== WHAT NEEDS TO BE DONE ==
Write out the data again in full, exactly as it reads.

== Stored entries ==
┄┄┄┄┄┄┄┄┄┄┄┄┄┄┄┄┄┄┄┄

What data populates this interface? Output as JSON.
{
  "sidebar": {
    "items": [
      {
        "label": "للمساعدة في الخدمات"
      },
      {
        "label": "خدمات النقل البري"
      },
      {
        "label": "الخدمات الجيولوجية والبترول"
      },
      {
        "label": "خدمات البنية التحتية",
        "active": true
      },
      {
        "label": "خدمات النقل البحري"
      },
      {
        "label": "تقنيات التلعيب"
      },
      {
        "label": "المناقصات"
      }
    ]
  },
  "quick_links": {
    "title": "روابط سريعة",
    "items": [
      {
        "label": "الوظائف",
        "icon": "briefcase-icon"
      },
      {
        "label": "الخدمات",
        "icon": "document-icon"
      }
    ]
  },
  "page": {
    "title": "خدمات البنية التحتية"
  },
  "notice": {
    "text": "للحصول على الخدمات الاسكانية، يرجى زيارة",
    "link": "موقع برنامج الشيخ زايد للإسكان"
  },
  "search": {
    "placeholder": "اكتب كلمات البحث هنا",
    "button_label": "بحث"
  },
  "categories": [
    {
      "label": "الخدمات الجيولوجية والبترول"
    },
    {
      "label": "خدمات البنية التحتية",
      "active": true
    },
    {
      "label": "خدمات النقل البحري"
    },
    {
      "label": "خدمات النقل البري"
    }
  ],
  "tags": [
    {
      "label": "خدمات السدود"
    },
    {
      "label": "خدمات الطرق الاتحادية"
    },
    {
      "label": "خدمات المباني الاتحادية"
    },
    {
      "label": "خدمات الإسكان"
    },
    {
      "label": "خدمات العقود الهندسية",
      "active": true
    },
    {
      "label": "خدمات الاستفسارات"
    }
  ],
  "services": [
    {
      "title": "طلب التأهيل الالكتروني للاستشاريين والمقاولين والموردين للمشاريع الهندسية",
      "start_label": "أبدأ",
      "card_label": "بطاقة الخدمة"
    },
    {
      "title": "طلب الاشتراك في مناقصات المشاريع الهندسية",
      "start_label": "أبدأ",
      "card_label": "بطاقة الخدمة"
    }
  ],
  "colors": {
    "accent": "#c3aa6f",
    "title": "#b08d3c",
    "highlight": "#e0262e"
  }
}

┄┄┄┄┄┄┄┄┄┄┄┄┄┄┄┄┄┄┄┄

== TASK SOLUTION ==
What data populates this interface? Output as JSON.
{
  "sidebar": {
    "items": [
      {
        "label": "للمساعدة في الخدمات"
      },
      {
        "label": "خدمات النقل البري"
      },
      {
        "label": "الخدمات الجيولوجية والبترول"
      },
      {
        "label": "خدمات البنية التحتية",
        "active": true
      },
      {
        "label": "خدمات النقل البحري"
      },
      {
        "label": "تقنيات التلعيب"
      },
      {
        "label": "المناقصات"
      }
    ]
  },
  "quick_links": {
    "title": "روابط سريعة",
    "items": [
      {
        "label": "الوظائف",
        "icon": "briefcase-icon"
      },
      {
        "label": "الخدمات",
        "icon": "document-icon"
      }
    ]
  },
  "page": {
    "title": "خدمات البنية التحتية"
  },
  "notice": {
    "text": "للحصول على الخدمات الاسكانية، يرجى زيارة",
    "link": "موقع برنامج الشيخ زايد للإسكان"
  },
  "search": {
    "placeholder": "اكتب كلمات البحث هنا",
    "button_label": "بحث"
  },
  "categories": [
    {
      "label": "الخدمات الجيولوجية والبترول"
    },
    {
      "label": "خدمات البنية التحتية",
      "active": true
    },
    {
      "label": "خدمات النقل البحري"
    },
    {
      "label": "خدمات النقل البري"
    }
  ],
  "tags": [
    {
      "label": "خدمات السدود"
    },
    {
      "label": "خدمات الطرق الاتحادية"
    },
    {
      "label": "خدمات المباني الاتحادية"
    },
    {
      "label": "خدمات الإسكان"
    },
    {
      "label": "خدمات العقود الهندسية",
      "active": true
    },
    {
      "label": "خدمات الاستفسارات"
    }
  ],
  "services": [
    {
      "title": "طلب التأهيل الالكتروني للاستشاريين والمقاولين والموردين للمشاريع الهندسية",
      "start_label": "أبدأ",
      "card_label": "بطاقة الخدمة"
    },
    {
      "title": "طلب الاشتراك في مناقصات المشاريع الهندسية",
      "start_label": "أبدأ",
      "card_label": "بطاقة الخدمة"
    }
  ],
  "colors": {
    "accent": "#c3aa6f",
    "title": "#b08d3c",
    "highlight": "#e0262e"
  }
}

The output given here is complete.